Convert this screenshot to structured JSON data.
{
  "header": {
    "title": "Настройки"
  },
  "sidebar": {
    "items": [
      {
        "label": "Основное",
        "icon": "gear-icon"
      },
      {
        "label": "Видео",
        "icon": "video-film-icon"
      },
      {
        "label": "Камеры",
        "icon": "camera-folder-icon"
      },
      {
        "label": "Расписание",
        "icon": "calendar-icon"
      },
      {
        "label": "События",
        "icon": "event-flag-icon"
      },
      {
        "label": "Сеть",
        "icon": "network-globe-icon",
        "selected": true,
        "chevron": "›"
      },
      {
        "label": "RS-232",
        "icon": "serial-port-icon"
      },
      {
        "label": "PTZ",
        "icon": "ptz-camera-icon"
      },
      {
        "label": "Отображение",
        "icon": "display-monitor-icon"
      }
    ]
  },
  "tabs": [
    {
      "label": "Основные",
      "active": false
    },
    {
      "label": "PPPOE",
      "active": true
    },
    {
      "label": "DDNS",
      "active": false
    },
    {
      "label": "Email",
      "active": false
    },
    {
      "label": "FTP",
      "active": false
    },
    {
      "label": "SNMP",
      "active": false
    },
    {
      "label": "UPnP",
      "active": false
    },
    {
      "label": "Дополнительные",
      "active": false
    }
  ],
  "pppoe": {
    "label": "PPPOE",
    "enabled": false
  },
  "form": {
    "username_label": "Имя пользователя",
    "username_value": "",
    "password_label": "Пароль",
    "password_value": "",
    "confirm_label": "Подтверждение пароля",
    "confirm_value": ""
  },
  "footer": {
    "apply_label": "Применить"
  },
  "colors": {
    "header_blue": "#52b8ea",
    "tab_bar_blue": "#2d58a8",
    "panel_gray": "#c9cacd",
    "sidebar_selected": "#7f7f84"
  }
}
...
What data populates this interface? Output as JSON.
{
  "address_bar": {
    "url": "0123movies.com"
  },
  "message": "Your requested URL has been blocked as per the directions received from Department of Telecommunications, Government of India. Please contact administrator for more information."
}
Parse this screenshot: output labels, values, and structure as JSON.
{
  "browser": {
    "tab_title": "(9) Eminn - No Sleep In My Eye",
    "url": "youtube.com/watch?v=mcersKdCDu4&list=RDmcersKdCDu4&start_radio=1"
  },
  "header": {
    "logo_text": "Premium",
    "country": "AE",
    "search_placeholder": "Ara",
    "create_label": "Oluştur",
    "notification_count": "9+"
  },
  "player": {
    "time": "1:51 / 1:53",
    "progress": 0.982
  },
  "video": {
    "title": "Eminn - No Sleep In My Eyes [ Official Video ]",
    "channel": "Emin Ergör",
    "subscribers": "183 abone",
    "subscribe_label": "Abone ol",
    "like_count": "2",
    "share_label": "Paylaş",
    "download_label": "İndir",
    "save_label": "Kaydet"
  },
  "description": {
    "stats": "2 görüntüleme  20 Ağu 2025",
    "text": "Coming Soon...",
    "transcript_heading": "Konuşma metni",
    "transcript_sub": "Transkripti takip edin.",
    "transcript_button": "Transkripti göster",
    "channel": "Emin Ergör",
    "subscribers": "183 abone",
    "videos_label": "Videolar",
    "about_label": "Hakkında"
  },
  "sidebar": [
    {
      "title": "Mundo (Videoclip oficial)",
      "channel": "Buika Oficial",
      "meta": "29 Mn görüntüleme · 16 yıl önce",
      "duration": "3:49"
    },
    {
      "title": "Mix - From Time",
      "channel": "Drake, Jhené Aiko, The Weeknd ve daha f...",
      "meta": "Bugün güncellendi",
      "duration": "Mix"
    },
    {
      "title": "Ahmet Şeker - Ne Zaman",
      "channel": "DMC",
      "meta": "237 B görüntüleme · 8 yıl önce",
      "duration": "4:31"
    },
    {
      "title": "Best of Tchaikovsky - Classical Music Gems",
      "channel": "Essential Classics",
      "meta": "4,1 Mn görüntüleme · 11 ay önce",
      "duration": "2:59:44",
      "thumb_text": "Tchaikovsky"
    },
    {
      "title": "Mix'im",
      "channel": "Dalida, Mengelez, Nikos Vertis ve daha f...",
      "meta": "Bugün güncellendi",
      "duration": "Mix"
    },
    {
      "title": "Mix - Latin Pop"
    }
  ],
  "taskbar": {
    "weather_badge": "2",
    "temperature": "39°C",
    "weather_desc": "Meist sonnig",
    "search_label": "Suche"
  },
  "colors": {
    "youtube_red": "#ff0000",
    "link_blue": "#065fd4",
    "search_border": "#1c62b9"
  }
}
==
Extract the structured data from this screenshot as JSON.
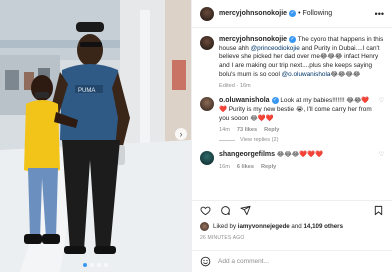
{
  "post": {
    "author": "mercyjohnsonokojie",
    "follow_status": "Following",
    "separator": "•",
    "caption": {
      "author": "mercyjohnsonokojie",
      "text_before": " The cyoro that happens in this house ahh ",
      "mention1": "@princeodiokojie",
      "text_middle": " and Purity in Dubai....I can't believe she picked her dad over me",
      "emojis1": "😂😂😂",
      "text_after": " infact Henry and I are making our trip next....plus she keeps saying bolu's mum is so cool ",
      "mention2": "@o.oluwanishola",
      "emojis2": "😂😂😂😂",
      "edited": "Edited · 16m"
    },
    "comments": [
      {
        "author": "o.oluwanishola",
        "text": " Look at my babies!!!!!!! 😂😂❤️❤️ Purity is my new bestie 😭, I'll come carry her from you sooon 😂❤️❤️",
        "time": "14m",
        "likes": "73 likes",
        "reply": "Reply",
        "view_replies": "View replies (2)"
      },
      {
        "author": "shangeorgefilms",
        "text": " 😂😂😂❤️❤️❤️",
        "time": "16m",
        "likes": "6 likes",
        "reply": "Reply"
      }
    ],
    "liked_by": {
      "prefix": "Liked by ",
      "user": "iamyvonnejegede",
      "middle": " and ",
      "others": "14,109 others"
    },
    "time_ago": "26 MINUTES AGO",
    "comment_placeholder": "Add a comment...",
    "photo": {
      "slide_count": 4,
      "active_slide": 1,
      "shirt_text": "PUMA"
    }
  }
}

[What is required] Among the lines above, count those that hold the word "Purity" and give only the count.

[Exercise output] 2